>>>
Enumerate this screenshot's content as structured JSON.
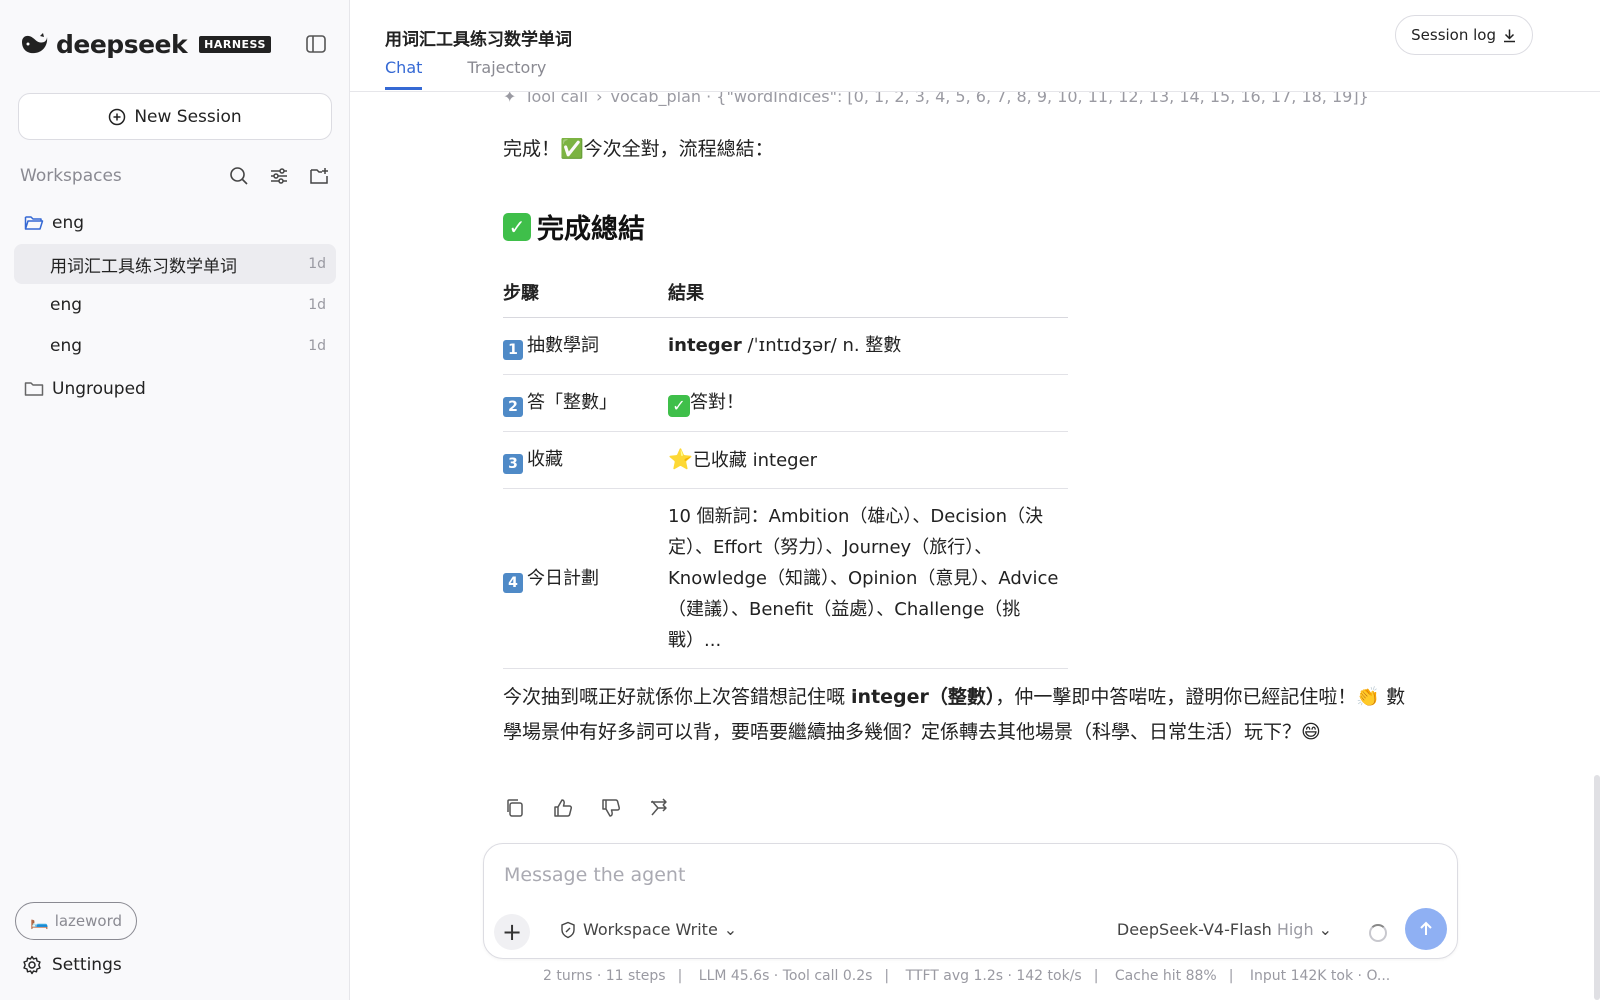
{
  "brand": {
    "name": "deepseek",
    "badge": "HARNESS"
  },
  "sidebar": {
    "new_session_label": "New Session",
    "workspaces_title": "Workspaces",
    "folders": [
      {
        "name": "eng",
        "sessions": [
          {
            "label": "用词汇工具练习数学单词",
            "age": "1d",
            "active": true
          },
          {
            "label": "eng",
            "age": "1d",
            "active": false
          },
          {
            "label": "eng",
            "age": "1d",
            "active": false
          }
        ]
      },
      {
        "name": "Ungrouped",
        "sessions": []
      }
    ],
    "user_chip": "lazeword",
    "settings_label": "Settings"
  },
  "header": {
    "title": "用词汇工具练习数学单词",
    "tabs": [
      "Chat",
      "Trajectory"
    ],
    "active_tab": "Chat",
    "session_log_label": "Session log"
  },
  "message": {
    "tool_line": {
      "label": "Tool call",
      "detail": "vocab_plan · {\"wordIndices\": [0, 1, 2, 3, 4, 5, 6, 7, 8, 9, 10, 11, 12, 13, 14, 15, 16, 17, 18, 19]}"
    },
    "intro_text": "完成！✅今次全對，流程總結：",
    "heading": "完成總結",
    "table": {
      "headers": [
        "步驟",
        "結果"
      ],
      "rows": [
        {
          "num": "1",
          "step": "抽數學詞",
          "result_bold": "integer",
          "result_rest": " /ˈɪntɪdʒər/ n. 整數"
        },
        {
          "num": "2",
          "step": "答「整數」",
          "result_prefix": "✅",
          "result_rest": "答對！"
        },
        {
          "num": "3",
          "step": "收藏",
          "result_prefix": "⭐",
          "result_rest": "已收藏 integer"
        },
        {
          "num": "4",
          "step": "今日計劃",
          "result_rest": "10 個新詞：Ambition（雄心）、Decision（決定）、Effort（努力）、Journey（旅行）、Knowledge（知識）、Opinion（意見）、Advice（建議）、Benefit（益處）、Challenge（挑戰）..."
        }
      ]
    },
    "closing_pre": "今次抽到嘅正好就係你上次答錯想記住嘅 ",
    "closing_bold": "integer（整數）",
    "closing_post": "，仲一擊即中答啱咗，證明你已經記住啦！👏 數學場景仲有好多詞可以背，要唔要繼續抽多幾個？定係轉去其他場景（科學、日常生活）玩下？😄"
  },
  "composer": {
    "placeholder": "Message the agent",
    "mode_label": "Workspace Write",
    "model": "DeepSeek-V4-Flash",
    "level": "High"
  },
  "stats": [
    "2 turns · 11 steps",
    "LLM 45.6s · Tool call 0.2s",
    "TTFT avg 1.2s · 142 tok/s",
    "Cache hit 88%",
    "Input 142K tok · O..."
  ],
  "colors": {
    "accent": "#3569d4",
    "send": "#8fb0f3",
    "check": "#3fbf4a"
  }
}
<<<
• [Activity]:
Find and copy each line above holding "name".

• [The completed task]:
    "name": "deepseek",
        "name": "eng",
        "name": "Ungrouped",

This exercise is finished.